MONTREAL – After the overwhelmingly positive response to two massive murals of the late Leonard Cohen, Montreal now requires all buildings to feature at least one mural of the rabbinical rock god.
“It is our aim to commemorate the passing of the most influential global artists to have emerged from our city,” said mayor Valérie Plante, “and until the important members of Arcade Fire start dropping, that’s Leonard. Montrealers want to bask in his reflected glory, whether or not we own any of his albums or actually like his dreary songs.
Our engineers have also discovered a practical value for the paintings, as his effortless stoicism actually helps the structural integrity of the buildings.”
Marc Vallée from the Urban Planning Department then presented the rules governing new murals. “The phase of Mr Cohen’s career depicted is dependent on the height of the building,” said Vallée. “Buildings three storeys and less will feature the young, vital folk-music ladies man of the sixties and seventies, while taller buildings will feature the middle aged, depressed ladies man of the eighties and beyond.”
“The moods depicted,” continued Vallée, “must run the full range between world-weary and sombre. Our website also has a diagram for the acceptable angles for his jaunty fedora. And I cannot emphasize this strongly enough: no mural is to feature the events in the Chelsea Hotel with Janis Joplin.”

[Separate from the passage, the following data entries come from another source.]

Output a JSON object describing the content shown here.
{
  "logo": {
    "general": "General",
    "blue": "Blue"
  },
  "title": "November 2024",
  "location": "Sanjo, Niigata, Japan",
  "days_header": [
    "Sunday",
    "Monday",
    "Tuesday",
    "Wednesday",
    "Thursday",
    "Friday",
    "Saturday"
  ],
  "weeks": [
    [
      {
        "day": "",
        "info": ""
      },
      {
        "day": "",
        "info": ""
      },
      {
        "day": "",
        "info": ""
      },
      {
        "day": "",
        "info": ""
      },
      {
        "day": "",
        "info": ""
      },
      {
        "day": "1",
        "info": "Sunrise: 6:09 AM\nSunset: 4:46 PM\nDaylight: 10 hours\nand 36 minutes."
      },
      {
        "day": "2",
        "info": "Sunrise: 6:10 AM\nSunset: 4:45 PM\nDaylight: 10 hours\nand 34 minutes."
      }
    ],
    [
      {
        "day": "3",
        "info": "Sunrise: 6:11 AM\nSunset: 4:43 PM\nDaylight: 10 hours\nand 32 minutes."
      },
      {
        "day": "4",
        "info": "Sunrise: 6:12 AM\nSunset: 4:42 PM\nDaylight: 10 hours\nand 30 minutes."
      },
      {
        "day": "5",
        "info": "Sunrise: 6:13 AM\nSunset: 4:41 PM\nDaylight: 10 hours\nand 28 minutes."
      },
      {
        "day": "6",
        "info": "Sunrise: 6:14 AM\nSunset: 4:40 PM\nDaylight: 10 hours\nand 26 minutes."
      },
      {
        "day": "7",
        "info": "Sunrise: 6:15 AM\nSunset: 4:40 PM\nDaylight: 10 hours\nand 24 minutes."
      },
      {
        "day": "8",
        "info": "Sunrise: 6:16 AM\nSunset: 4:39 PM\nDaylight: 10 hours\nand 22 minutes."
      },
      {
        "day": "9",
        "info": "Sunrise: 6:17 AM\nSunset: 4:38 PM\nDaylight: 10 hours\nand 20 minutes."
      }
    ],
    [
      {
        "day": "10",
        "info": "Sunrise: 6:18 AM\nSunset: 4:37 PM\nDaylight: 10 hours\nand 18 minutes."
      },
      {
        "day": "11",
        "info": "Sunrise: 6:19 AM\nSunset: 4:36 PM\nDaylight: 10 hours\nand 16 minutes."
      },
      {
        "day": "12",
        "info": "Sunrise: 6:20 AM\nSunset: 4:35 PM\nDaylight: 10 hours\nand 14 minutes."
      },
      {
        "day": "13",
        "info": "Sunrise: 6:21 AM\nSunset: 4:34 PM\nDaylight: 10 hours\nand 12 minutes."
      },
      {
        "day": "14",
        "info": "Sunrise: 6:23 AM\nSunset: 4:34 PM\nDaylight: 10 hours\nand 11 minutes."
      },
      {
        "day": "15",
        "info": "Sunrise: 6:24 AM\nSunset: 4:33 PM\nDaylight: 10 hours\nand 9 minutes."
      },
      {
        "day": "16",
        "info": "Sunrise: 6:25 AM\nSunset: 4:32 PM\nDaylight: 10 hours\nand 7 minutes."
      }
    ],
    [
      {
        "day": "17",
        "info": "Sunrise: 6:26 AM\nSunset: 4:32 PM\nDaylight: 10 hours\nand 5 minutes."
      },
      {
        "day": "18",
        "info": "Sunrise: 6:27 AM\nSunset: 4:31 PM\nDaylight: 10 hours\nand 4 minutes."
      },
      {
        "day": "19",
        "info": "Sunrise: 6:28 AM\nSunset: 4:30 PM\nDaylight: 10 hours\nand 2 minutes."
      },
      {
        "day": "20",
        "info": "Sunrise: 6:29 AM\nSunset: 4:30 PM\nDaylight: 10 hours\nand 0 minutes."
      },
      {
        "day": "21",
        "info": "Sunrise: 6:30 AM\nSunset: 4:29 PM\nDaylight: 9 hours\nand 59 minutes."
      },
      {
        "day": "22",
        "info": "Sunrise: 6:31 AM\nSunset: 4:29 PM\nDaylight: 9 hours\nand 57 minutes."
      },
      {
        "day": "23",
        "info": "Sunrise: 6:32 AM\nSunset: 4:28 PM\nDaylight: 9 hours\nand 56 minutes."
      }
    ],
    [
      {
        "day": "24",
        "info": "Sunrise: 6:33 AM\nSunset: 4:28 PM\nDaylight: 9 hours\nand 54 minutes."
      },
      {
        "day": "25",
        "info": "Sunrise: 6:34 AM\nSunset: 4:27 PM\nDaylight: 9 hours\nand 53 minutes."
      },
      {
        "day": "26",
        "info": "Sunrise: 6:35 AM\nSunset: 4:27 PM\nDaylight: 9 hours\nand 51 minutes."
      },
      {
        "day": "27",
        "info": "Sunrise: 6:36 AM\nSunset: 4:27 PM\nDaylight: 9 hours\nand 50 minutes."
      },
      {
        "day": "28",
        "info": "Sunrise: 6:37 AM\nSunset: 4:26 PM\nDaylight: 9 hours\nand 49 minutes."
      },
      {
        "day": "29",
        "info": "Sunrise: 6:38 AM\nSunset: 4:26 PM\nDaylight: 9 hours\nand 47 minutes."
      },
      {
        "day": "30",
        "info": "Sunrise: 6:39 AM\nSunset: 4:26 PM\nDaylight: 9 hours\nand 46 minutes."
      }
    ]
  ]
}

In related news, a mural in memory of Corey Hart was partially completed on a crumbling overpass, but was abandoned when he emailed to say he was still alive.